▸ How to complete this task
Find the number of lines below in which the word "commands" appears, and write that number only.
(Data supplied)
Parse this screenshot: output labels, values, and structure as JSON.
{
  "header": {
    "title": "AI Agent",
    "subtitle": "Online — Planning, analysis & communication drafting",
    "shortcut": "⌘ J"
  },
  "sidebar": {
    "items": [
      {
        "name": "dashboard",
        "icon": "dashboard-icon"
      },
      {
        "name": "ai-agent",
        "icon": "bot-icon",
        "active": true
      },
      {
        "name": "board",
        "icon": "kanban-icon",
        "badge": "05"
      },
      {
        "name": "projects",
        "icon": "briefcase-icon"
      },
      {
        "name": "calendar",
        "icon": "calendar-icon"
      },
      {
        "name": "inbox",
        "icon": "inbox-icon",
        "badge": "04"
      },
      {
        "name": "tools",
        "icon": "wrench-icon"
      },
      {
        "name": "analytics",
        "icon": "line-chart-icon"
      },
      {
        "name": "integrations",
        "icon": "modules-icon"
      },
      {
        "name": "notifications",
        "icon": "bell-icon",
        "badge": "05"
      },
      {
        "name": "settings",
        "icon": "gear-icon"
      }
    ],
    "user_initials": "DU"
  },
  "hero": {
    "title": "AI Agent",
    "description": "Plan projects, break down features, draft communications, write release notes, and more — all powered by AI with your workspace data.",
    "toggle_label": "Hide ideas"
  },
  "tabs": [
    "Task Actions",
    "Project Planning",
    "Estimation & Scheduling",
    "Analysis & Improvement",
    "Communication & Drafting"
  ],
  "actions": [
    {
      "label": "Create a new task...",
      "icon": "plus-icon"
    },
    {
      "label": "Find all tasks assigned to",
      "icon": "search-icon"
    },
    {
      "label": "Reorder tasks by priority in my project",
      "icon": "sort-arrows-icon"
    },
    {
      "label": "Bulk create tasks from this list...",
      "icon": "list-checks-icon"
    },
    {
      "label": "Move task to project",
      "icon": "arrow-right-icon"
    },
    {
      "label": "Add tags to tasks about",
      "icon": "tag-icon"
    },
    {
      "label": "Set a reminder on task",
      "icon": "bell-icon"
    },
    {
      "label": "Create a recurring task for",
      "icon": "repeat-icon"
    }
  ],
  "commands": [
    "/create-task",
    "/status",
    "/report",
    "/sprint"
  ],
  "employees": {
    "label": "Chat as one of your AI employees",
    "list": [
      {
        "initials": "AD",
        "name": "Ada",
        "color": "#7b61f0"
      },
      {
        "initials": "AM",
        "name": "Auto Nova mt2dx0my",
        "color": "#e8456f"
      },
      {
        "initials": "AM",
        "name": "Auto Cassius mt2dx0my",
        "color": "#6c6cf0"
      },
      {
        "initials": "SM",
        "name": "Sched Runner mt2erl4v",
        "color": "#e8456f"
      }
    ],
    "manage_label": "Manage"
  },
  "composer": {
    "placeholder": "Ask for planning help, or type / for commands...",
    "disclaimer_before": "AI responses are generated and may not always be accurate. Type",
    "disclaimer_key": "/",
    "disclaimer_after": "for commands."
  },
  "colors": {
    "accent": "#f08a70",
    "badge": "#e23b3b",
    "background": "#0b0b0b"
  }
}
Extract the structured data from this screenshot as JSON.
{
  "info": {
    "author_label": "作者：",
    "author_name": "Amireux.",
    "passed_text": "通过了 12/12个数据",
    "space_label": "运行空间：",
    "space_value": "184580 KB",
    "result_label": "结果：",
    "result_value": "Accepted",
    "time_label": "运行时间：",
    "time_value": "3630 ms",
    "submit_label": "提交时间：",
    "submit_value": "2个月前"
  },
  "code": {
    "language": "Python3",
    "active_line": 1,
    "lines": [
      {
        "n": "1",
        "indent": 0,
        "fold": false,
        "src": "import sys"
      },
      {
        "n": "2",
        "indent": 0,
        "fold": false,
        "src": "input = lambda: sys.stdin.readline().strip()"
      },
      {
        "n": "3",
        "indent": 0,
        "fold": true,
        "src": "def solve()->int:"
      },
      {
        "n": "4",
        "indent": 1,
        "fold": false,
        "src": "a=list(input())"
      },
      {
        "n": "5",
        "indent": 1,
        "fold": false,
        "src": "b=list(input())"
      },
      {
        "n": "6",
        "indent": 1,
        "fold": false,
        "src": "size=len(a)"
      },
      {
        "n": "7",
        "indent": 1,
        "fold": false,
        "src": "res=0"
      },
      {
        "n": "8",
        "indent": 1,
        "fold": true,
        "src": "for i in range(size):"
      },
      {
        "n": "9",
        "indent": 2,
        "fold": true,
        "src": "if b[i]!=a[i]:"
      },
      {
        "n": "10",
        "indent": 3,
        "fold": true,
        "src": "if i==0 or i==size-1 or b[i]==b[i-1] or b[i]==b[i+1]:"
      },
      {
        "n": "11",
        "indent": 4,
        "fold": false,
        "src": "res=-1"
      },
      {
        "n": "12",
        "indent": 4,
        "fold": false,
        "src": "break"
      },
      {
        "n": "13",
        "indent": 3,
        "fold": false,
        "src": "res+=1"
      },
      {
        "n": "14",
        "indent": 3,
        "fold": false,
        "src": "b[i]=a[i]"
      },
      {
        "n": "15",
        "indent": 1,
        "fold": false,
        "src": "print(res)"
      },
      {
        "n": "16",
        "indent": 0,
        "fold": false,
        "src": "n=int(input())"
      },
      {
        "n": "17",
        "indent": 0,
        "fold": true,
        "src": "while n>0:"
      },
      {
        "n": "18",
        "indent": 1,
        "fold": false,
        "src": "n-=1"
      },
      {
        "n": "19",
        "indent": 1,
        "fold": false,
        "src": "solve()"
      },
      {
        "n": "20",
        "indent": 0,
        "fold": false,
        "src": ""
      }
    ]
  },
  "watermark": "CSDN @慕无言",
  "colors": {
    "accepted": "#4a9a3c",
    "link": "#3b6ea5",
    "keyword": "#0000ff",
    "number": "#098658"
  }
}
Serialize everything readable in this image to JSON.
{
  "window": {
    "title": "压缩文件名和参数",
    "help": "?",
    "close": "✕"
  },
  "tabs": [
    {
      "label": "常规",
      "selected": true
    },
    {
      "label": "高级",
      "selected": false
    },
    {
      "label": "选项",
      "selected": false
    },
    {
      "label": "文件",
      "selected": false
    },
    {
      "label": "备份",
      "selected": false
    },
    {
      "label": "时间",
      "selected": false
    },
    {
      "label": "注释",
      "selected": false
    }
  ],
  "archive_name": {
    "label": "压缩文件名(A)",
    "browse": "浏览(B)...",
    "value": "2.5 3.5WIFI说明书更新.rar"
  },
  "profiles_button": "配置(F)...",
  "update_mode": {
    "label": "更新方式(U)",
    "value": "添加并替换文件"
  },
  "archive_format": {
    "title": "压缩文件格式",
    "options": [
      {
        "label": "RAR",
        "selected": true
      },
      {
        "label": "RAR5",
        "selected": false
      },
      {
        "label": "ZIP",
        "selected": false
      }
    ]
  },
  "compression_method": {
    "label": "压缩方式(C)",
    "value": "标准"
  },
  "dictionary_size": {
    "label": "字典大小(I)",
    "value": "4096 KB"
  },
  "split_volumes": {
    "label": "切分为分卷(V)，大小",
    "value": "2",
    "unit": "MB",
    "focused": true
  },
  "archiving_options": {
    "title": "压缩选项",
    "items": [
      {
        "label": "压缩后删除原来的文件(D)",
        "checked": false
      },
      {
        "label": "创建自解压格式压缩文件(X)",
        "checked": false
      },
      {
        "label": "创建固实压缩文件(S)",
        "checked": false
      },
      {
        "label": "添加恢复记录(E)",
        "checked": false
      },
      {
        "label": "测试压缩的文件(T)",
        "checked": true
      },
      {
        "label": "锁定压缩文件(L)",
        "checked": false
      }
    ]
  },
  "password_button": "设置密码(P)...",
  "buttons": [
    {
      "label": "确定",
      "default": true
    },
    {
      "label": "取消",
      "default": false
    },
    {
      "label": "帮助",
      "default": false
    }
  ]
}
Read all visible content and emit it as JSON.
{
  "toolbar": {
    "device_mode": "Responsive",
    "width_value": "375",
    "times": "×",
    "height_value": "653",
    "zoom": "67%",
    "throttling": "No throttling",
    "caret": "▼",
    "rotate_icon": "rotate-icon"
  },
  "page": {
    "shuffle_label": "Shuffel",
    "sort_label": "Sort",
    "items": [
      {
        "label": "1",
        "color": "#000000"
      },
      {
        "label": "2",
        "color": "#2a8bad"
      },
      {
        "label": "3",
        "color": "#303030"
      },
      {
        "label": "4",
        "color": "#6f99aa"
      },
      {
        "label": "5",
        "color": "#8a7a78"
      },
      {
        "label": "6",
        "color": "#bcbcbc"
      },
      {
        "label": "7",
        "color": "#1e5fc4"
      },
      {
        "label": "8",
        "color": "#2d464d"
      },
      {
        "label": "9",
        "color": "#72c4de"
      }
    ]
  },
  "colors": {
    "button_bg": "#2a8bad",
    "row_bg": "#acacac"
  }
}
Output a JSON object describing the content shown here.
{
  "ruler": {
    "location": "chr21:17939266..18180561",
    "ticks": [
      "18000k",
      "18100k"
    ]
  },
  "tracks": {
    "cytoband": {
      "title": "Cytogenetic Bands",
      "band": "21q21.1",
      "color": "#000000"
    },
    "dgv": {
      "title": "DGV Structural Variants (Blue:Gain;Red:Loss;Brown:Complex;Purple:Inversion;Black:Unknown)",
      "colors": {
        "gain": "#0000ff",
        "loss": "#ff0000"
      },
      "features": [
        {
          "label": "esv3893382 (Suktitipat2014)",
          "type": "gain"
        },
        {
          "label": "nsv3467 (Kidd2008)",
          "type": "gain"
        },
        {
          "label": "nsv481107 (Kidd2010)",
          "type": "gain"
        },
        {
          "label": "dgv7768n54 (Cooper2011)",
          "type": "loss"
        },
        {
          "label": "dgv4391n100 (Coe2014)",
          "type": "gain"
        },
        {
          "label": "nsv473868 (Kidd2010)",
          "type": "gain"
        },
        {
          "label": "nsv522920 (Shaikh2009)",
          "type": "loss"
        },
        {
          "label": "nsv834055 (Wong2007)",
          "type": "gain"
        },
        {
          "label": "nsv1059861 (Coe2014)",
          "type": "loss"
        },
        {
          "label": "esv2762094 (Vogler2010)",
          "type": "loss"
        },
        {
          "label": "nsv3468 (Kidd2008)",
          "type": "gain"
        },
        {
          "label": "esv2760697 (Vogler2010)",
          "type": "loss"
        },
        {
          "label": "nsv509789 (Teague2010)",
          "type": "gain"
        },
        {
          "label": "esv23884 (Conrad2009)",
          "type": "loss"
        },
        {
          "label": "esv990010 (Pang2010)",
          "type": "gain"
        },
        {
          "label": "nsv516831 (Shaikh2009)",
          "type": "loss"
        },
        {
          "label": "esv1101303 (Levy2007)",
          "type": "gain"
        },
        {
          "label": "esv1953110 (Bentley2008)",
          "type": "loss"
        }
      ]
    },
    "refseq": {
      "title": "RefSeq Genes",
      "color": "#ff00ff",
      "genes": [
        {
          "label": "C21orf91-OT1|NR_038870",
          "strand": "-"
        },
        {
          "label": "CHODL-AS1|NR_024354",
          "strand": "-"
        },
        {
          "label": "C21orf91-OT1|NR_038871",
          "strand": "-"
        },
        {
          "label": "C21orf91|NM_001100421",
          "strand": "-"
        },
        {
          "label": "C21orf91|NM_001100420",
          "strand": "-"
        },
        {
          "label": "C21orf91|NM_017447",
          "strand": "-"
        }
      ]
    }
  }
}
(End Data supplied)
▸ Written response
3